The son of celebrated jeweler and founder of Tiffany & Co., Charles Tiffany, Louis C. Tiffany began his career as a painter in the late 1860s studying under a series of masters including George Inness and Samuel Colman. In the mid-1870s, he turned his attention away from painting and toward the family business of decorative arts and interior design. He built a strong reputation with his exemplary work, even taking part in the 1882 redecoration of the White House.
Despite being highly regarded for his interior design work, Tiffany found he was increasingly drawn to the production of art glass, working for several glass manufacturers from 1875-1878 and honing his skills in the medium that would ultimately bring him the greatest recognition. In 1881, he filed his first patent in glass production, pioneering a new method in glass-tiled mosaic design. Tiffany continued to develop his craft and, in 1885, opened an affiliated interior design company, Tiffany Glass Company, which later changed its name to Tiffany Studios. This new company specialized in the design of private interiors and public spaces, working with numerous clients including Louisine and Henry Osborne Havemeyer and the Art Institute of Chicago.
In 1892, Tiffany received a patent for a new technique in glass production that would establish his place in art glass history: Favrile blown glass. Favrile glass is created by treating molten glass with metallic oxides in order to create a colored glass. Before the invention of Favrile glass, iridescent art glass was created by simply applying color, in the form of paint or enamel, over a piece of colorless glass. Tiffany displayed his Favrile glass at the 1900 Paris Exhibition where it won the Grand Prize.
In 1898, Tiffany Studios began manufacturing lighting fixtures and lamps. A year later, Tiffany added enamelwork to his firm’s repertoire, and later, ceramics. He continued to advance the use of Favrile glass, designing glass mosaics for use in interior settings, innovating as he did with new techniques of modeling, shading, and cutting. Upon his father's death in 1902, Tiffany assumed the roles of Vice-president and Art Director of Tiffany & Co. He watched the company’s bottom line fastidiously, ending production of any item that went unsold for one year.

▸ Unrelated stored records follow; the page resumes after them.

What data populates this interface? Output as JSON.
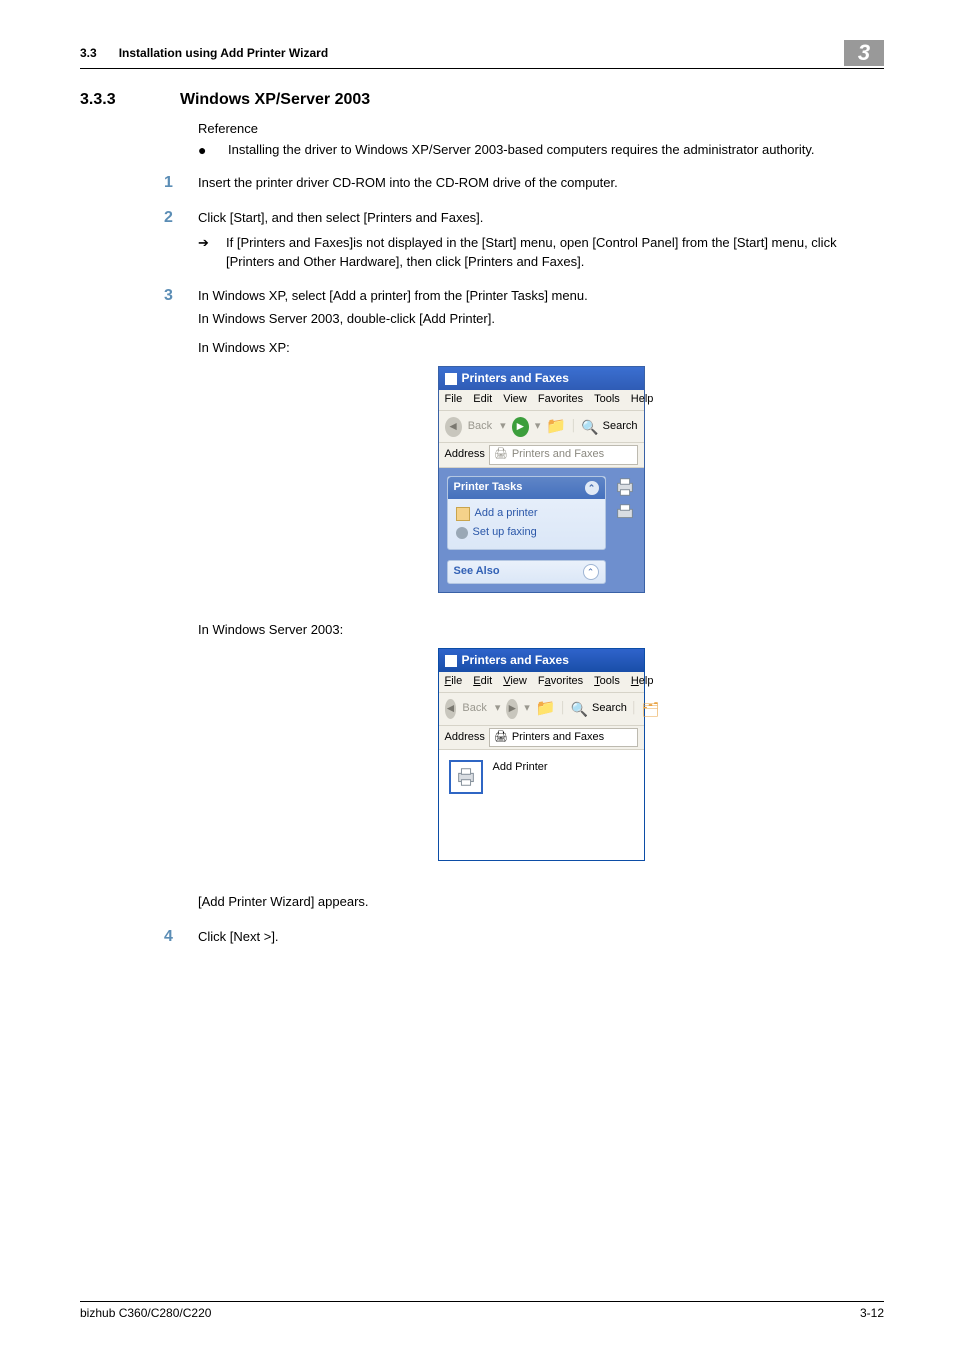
{
  "header": {
    "section_ref": "3.3",
    "section_text": "Installation using Add Printer Wizard",
    "chapter": "3"
  },
  "section": {
    "number": "3.3.3",
    "title": "Windows XP/Server 2003"
  },
  "reference": {
    "label": "Reference",
    "bullet": "Installing the driver to Windows XP/Server 2003-based computers requires the administrator authority."
  },
  "steps": {
    "s1": {
      "num": "1",
      "text": "Insert the printer driver CD-ROM into the CD-ROM drive of the computer."
    },
    "s2": {
      "num": "2",
      "text": "Click [Start], and then select [Printers and Faxes].",
      "sub": "If [Printers and Faxes]is not displayed in the [Start] menu, open [Control Panel] from the [Start] menu, click [Printers and Other Hardware], then click [Printers and Faxes]."
    },
    "s3": {
      "num": "3",
      "line1": "In Windows XP, select [Add a printer] from the [Printer Tasks] menu.",
      "line2": "In Windows Server 2003, double-click [Add Printer].",
      "caption_xp": "In Windows XP:",
      "caption_srv": "In Windows Server 2003:",
      "after": "[Add Printer Wizard] appears."
    },
    "s4": {
      "num": "4",
      "text": "Click [Next >]."
    }
  },
  "xp": {
    "title": "Printers and Faxes",
    "menu": {
      "file": "File",
      "edit": "Edit",
      "view": "View",
      "fav": "Favorites",
      "tools": "Tools",
      "help": "Help"
    },
    "back": "Back",
    "search": "Search",
    "address_label": "Address",
    "address_value": "Printers and Faxes",
    "panel_head": "Printer Tasks",
    "link_add": "Add a printer",
    "link_fax": "Set up faxing",
    "see_also": "See Also"
  },
  "srv": {
    "title": "Printers and Faxes",
    "menu": {
      "file": "File",
      "edit": "Edit",
      "view": "View",
      "fav": "Favorites",
      "tools": "Tools",
      "help": "Help"
    },
    "back": "Back",
    "search": "Search",
    "address_label": "Address",
    "address_value": "Printers and Faxes",
    "add_printer": "Add Printer"
  },
  "footer": {
    "left": "bizhub C360/C280/C220",
    "right": "3-12"
  }
}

No amount of careful accounting could safeguard Tiffany Studios against the shift in public taste during the 1920s. The scrolls and natural curves so integral to Tiffany’s designs gave way to the right angles of Modernism. Tiffany Studios declared bankruptcy in 1932. Louis C. Tiffany died a year later, personally bankrupt and in relative obscurity. That obscurity was not to last; scholars rediscovered Tiffany’s work in the 1950s, followed by the art market a decade later.
Today, works by Louis Comfort Tiffany and Tiffany Studios are highly sought after in the modern art market, with collectors valuing them for their high production quality, intricate and nature-inspired designs, and stunning use of colored glass.